_Work to be completed:_ Below are some entries; report how many of their lines contain the word "state", giving nothing besides the number.
****************************************
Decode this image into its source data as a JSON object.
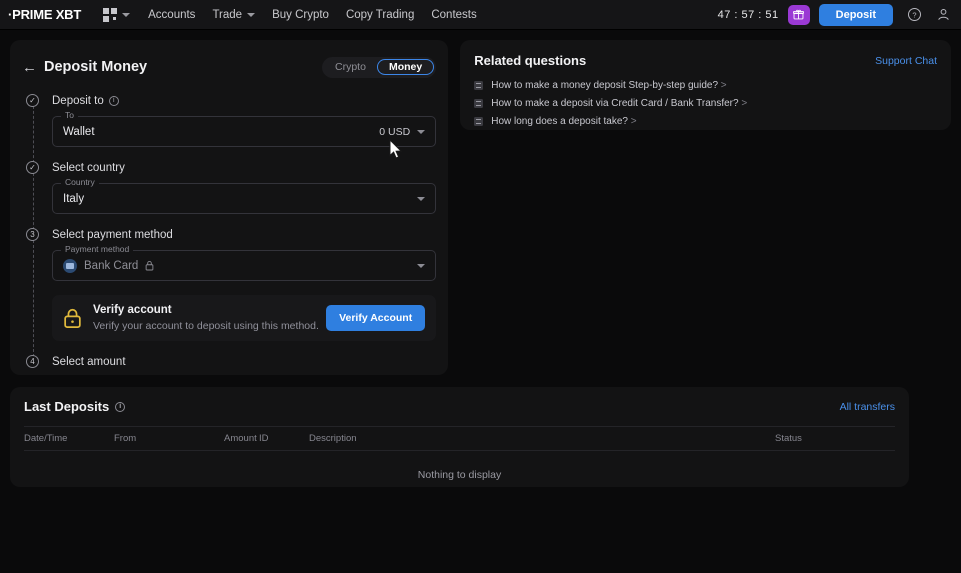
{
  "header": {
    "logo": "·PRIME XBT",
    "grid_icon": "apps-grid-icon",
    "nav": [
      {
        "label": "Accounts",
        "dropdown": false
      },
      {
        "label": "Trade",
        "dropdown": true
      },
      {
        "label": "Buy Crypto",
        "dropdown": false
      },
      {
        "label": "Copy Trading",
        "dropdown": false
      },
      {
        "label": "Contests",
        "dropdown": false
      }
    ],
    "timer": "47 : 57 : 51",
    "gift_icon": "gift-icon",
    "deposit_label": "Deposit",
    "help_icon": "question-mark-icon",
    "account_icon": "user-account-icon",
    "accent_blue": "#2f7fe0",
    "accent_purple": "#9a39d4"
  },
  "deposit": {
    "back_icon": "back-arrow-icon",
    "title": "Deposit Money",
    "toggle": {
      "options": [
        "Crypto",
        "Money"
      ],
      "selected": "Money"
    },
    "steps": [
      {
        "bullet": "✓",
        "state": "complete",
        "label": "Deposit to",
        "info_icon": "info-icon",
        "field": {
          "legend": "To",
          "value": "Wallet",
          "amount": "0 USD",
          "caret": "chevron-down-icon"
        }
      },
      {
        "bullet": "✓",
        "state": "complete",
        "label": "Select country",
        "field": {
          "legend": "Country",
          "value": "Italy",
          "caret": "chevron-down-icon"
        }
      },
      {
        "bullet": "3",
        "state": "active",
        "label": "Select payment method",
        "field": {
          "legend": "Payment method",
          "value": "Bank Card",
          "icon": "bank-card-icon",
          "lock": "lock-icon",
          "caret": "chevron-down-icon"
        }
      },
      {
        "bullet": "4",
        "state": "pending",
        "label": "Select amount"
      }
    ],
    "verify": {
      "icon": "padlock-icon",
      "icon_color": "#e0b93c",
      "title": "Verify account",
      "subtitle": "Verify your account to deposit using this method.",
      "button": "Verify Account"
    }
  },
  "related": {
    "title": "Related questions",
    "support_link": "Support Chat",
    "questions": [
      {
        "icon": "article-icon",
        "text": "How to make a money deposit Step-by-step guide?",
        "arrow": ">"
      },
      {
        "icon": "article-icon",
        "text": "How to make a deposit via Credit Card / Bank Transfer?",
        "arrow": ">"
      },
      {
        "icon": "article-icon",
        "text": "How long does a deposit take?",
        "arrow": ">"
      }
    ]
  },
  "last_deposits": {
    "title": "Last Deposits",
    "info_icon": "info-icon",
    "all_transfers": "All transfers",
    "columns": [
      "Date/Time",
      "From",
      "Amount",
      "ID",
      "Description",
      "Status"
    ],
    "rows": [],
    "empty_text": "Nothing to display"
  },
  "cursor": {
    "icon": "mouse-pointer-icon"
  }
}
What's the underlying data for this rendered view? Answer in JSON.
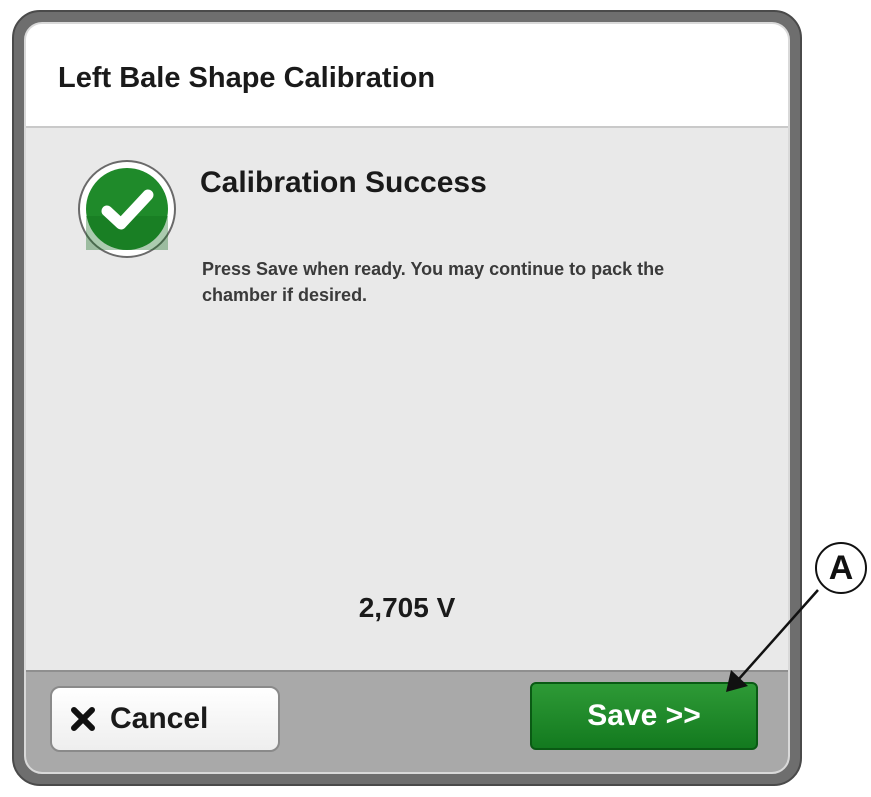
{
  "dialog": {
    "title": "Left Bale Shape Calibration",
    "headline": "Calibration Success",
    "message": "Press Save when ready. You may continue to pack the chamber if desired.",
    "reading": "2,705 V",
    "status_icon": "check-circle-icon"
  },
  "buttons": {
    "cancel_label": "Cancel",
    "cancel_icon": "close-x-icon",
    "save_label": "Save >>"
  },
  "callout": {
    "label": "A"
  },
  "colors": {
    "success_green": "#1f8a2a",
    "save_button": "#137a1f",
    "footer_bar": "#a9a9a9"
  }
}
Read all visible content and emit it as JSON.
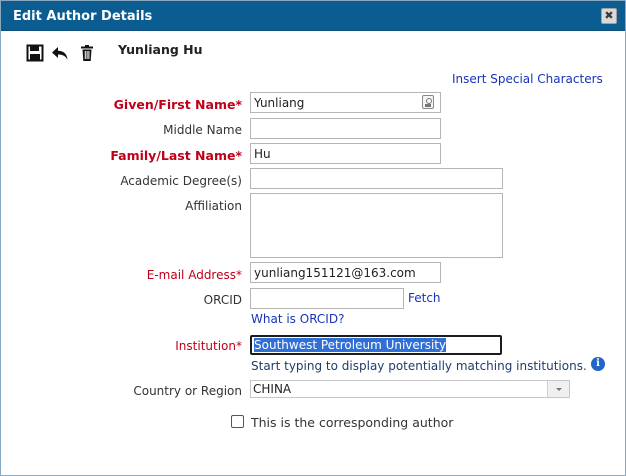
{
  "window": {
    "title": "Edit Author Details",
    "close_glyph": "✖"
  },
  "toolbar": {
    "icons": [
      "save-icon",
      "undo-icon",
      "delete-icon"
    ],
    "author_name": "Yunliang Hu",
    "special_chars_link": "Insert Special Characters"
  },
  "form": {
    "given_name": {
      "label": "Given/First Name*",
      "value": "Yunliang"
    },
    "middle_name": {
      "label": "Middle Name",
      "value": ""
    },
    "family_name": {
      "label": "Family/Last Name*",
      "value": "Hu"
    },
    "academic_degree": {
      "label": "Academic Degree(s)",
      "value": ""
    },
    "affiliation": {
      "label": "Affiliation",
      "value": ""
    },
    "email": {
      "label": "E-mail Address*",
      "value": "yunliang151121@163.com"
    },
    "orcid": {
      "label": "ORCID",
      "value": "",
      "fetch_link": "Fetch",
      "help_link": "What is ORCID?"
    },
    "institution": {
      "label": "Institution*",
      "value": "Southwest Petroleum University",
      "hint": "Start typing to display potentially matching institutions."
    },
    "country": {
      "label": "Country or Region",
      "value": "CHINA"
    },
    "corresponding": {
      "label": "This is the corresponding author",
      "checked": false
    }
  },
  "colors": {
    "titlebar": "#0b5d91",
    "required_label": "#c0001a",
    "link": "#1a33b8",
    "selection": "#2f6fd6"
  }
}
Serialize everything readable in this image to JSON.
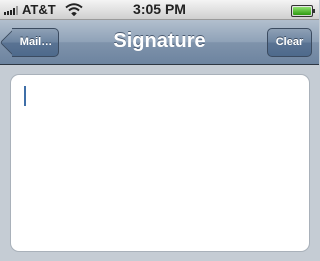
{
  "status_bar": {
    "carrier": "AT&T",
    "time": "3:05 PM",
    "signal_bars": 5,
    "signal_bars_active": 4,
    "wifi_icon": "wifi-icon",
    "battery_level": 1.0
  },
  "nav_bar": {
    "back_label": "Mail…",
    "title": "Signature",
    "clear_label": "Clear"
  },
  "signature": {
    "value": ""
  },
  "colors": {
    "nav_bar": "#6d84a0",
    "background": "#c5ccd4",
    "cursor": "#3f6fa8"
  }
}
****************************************
_Reply:_ 4